--- Data in this exercise ---

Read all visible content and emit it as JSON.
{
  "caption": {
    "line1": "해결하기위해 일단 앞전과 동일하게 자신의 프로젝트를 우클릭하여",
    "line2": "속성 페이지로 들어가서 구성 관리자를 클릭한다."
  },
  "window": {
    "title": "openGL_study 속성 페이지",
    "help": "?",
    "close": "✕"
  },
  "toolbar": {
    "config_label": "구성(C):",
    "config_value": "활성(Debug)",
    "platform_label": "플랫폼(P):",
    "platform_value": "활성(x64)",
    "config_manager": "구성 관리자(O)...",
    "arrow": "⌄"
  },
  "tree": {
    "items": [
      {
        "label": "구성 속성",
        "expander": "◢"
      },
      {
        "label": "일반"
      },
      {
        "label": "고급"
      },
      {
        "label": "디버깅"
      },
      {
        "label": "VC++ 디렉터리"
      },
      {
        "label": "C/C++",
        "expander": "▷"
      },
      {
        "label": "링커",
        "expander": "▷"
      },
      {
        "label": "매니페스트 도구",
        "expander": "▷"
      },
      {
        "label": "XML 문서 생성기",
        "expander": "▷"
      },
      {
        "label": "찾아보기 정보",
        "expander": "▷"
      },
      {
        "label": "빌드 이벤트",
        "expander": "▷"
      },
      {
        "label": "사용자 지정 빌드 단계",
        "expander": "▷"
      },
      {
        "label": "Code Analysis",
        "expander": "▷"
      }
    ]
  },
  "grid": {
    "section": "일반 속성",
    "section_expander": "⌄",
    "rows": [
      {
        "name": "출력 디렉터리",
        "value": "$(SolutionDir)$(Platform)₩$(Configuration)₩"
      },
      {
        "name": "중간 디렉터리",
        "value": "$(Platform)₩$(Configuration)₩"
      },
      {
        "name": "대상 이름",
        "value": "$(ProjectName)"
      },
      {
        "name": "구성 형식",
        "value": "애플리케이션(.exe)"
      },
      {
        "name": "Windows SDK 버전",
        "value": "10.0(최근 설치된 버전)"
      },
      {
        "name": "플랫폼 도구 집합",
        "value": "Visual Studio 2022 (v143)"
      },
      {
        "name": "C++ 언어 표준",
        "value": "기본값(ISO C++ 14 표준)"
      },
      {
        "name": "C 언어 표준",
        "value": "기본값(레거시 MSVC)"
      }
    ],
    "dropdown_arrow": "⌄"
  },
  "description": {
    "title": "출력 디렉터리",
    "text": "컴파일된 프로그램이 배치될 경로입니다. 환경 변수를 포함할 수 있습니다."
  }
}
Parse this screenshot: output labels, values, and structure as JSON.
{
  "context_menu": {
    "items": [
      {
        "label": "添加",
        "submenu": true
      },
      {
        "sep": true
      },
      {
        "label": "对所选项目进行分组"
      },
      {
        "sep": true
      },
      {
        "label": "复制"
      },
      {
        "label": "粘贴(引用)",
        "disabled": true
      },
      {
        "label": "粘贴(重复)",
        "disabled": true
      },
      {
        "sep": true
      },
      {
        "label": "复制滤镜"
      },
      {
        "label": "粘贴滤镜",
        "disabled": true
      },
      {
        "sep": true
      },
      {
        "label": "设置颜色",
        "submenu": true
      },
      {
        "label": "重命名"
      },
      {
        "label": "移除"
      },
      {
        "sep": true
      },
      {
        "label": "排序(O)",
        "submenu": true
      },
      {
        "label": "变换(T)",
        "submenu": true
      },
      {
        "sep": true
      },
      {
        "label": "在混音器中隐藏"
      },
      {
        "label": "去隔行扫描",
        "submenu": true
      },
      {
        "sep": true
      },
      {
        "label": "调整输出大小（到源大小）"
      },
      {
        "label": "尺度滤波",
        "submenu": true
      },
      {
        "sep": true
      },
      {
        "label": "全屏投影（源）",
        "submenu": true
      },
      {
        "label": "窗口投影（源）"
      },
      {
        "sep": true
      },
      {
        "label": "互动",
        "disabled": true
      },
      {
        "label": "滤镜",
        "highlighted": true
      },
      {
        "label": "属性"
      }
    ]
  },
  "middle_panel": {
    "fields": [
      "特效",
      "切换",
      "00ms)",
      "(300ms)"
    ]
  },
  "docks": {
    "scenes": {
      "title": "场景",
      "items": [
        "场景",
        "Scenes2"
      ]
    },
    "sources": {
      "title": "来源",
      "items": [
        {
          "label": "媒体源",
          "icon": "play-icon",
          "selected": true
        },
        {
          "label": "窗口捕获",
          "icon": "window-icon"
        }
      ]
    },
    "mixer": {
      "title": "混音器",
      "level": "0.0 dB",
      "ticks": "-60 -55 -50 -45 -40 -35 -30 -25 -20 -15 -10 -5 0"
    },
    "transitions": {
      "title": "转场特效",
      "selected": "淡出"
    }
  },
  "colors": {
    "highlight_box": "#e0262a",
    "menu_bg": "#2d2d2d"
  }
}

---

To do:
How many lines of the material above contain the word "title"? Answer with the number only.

Solution to this exercise:
6